Not always, no. There are famous quotes by people from Henry Ford to Gene Roddenberry that all come down to "people don't know what they want". And it's true, if MS asked what people wanted, 90% would say XP, solely because they're used to it.
This is actually something I think about often. Steve Jobs' "genius" was that he always told people what they wanted, then gave it to them.
Microsoft, on the other hand, always CLAIMS to make changes because "that's what people want." They do endless research to see what buttons people click after they click this or that button, and then they make those buttons bigger so they're easier to click. They arrange the Office Ribbon based on what they see people doing. Everything, EVERYTHING is based on research, both through direct surveys and blind feedback from their software running in the wild... ...and yet, when they make the changes, most people seem to respond negatively. But Microsoft won't revise its changes -- or allow a smart, Steve Jobs-like human to make the decisions -- because they have all this research, so they "know" what people want. "You say you hate this? Well you're wrong, you don't hate it, and I can prove it."

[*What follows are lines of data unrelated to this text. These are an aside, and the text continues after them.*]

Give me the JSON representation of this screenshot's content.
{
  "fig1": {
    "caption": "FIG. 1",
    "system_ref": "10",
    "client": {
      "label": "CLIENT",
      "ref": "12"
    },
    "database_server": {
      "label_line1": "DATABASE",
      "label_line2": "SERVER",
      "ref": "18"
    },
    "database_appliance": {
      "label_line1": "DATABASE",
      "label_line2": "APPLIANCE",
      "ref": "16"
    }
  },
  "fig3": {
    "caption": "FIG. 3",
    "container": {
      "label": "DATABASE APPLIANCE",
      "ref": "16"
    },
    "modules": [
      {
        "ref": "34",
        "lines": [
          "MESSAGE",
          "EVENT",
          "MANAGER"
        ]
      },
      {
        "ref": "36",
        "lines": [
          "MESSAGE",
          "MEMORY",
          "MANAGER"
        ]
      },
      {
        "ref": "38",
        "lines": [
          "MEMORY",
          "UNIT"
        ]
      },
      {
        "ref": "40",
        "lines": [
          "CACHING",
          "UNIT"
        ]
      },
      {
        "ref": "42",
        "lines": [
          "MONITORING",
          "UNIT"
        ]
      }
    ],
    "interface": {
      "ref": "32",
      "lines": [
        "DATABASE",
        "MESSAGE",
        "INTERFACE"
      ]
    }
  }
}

TL;DR Microsoft actually seems hamstrung by its own design methodology. It designs by committee, vote, and statistical study, rather than by inspiration -- and its slavish adherence to those methods means it has a hard time recovering from its own mistakes.